      An illegal element, Brown, unexpectedly arrived at Patusan along with his men to acquire food. He was an English smuggler and a robber. He could not get shelter anywhere because he had committed many crimes. At the time of his arrival, Jim was not there. He had gone into the interior of the country. People got terrified and Rajah Allang's man, Kassim, along with Cornelius, went to meet Brown as an envoy. Cornelius went because he knew good English and could easily communicate with Brown. Their talk had taken a worse turn. Cornelius ingratiates himself with Brown's men and pleads with the latter, to kill Jim.

      He leads the invaders to the position from which they stage their sneak attack on Dain Waris and his men. Tamb Itam stabs him to death in retaliation for the part that he played in the massacre. Cornelius, therefore, is not fortunate enough to remain alive to see Jim's ruin, that he wanted, so desperately. After sometime, Jim is heard to have returned and people went there to greet him and apprise him about everything that happened there.

Jim's Favour in Letting Brown Retreat from Patusan Harmlessly

      Brown started hating Jim the moment he saw him. He seemed too rugged and stubborn to Brown. Brown then asked him if there had been nothing fishy in his own past life. This question forced Jim to think of his act of cowardice and he suddenly turned soft towards Brown. Brown asked Jim to choose between letting him retreat with enough food or come forward to fight. Jim decided to let them retreat because he didn't want to sacrifice any man of the Bugis community on this account and also was not ready to face any blow to his position in Patusan. He influenced Doramin and other members of authority to take a stand on this. Everybody gave their consent because they trusted Jim. Jim, meanwhile, promised the general council of Bugis community to sacrifice his own life if anything went wrong ih letting Brown and his men retreat.

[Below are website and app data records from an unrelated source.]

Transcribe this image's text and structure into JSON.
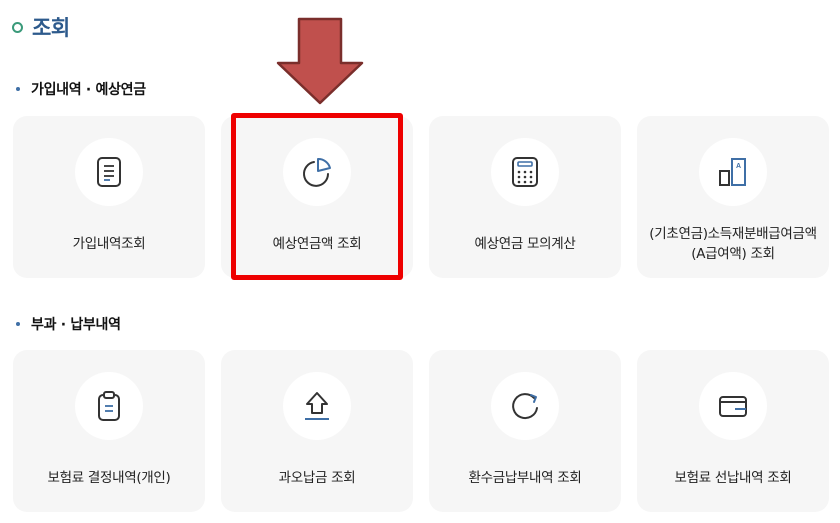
{
  "page": {
    "title": "조회"
  },
  "sections": [
    {
      "heading": "가입내역 · 예상연금",
      "cards": [
        {
          "label": "가입내역조회",
          "icon": "document-list-icon"
        },
        {
          "label": "예상연금액 조회",
          "icon": "pie-chart-icon"
        },
        {
          "label": "예상연금 모의계산",
          "icon": "calculator-icon"
        },
        {
          "label": "(기초연금)소득재분배급여금액(A급여액) 조회",
          "icon": "bar-document-icon"
        }
      ]
    },
    {
      "heading": "부과 · 납부내역",
      "cards": [
        {
          "label": "보험료 결정내역(개인)",
          "icon": "clipboard-icon"
        },
        {
          "label": "과오납금 조회",
          "icon": "upload-arrow-icon"
        },
        {
          "label": "환수금납부내역 조회",
          "icon": "refresh-icon"
        },
        {
          "label": "보험료 선납내역 조회",
          "icon": "wallet-icon"
        }
      ]
    }
  ],
  "annotations": {
    "highlight_color": "#ee0000",
    "arrow_color": "#c0504d"
  },
  "colors": {
    "title": "#2d5a8c",
    "ring": "#3a9a7a",
    "icon_stroke": "#333333",
    "icon_accent": "#3f6fa6"
  }
}
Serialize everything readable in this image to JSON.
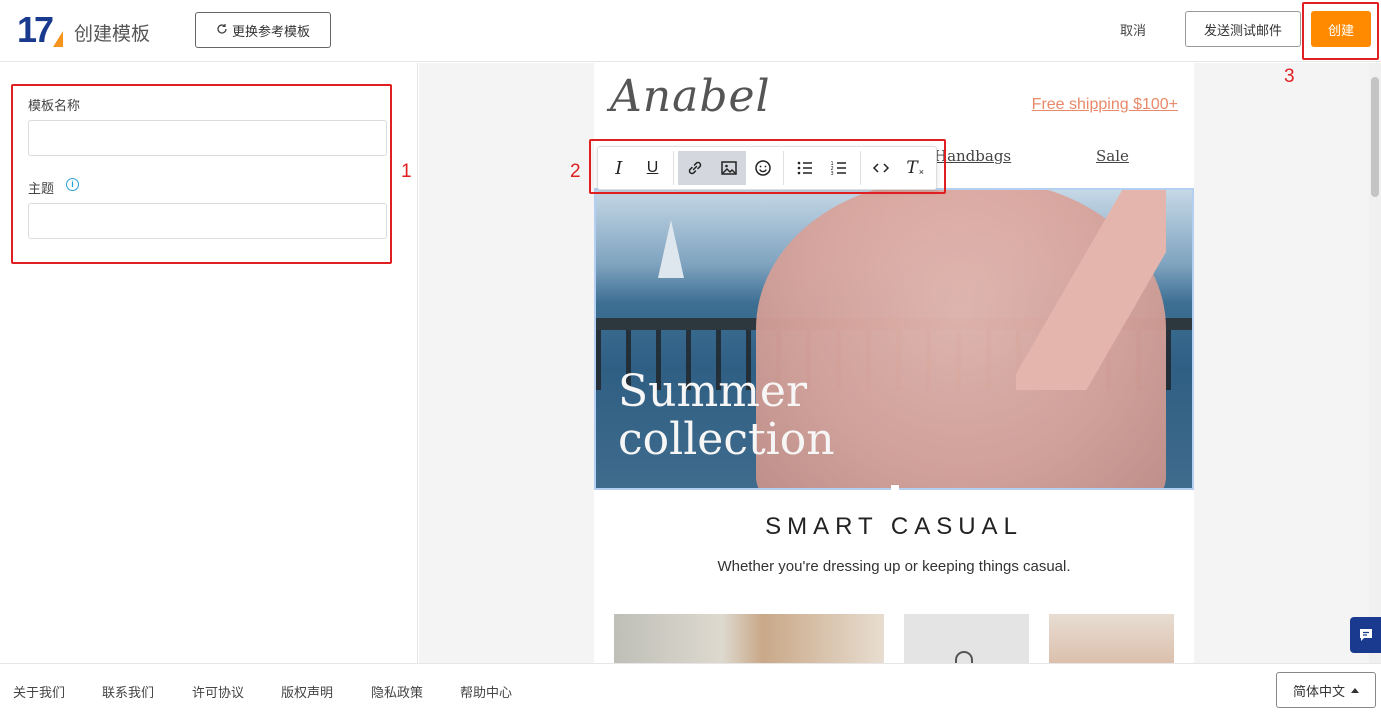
{
  "header": {
    "logo_text": "17",
    "title": "创建模板",
    "switch_template_label": "更换参考模板",
    "cancel_label": "取消",
    "send_test_label": "发送测试邮件",
    "create_label": "创建",
    "accent_color": "#ff8a00"
  },
  "form": {
    "name_label": "模板名称",
    "name_value": "",
    "subject_label": "主题",
    "subject_value": ""
  },
  "annotations": [
    "1",
    "2",
    "3"
  ],
  "email": {
    "brand": "Anabel",
    "shipping": "Free shipping $100+",
    "nav": [
      "Handbags",
      "Sale"
    ],
    "hero_line1": "Summer",
    "hero_line2": "collection",
    "section_title": "SMART CASUAL",
    "section_sub": "Whether you're dressing up or keeping things casual."
  },
  "toolbar": {
    "buttons": [
      "italic-icon",
      "underline-icon",
      "link-icon",
      "image-icon",
      "emoji-icon",
      "bullet-list-icon",
      "numbered-list-icon",
      "code-icon",
      "clear-format-icon"
    ],
    "italic": "I",
    "underline": "U",
    "clear": "T"
  },
  "footer": {
    "links": [
      "关于我们",
      "联系我们",
      "许可协议",
      "版权声明",
      "隐私政策",
      "帮助中心"
    ],
    "language": "简体中文"
  }
}
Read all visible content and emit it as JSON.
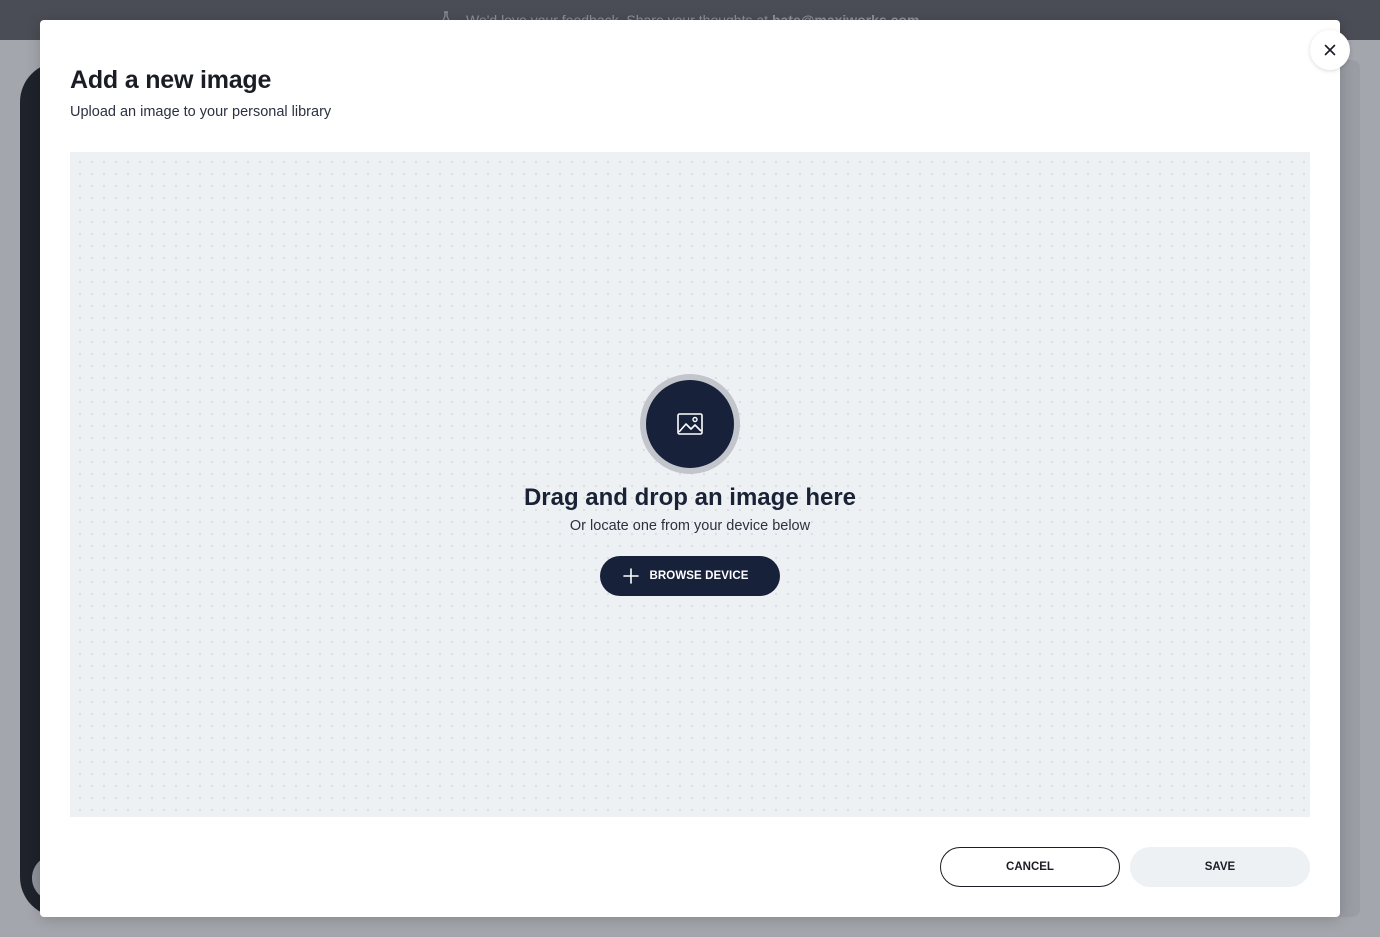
{
  "background": {
    "banner_prefix": "We'd love your feedback. Share your thoughts at ",
    "banner_email": "hate@maxiworks.com"
  },
  "modal": {
    "title": "Add a new image",
    "subtitle": "Upload an image to your personal library",
    "close_icon": "close-icon",
    "dropzone": {
      "icon": "image-icon",
      "heading": "Drag and drop an image here",
      "subtext": "Or locate one from your device below",
      "browse_icon": "plus-icon",
      "browse_label": "BROWSE DEVICE"
    },
    "footer": {
      "cancel_label": "CANCEL",
      "save_label": "SAVE"
    }
  },
  "colors": {
    "primary_dark": "#17213a",
    "dropzone_bg": "#eef1f4",
    "overlay": "#a3a6ac"
  }
}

Dain Waris's Death and Murder of Cornelius

      Brown, being devoid of any morals, and swayed by selfish motives, was persuaded by Cornelius to ruin Jim. Brown ordered his men to fire on the men of Dain Waris, who were hidden there, but were forbidden by Jim to harm any man of Brown. When Brown and his men attacked unexpectedly from the narrow channel, all the men of Dain Waris got scattered hither and thither, some jumped into the river, some were shot dead, including Dain Waris. Tamb Itam, who was pretending to be dead on the field, understood the whole situation on seeing Cornelius running madly; he ran behind him and stabbed him. Then, he rushed immediately to inform everything to Jim.

Jim's Different Manner of Providing Power and Authority

      Tamb Itam told Jim everything and suggested him not to come out openly because everybody was thinking him solely responsible for this mis-happening. Jewel told him to fight but Jim, after pondering over the whole situation, came to the decision that he would neither fight nor escape. He resolved something that was, at that time, not known to anybody. Jewel wept over his shoulder and pleaded him not to leave her; but Jim didn't give any reply.

Jim's Murder by Doramin as a Revenge Against the Death of Dain Waris

      Jim bravely went in front of him and took the onus of bringing death to Dain Waris; Doramin raised his hand and fired at him. Next moment, Jim was lying dead.

Previous Post Next Post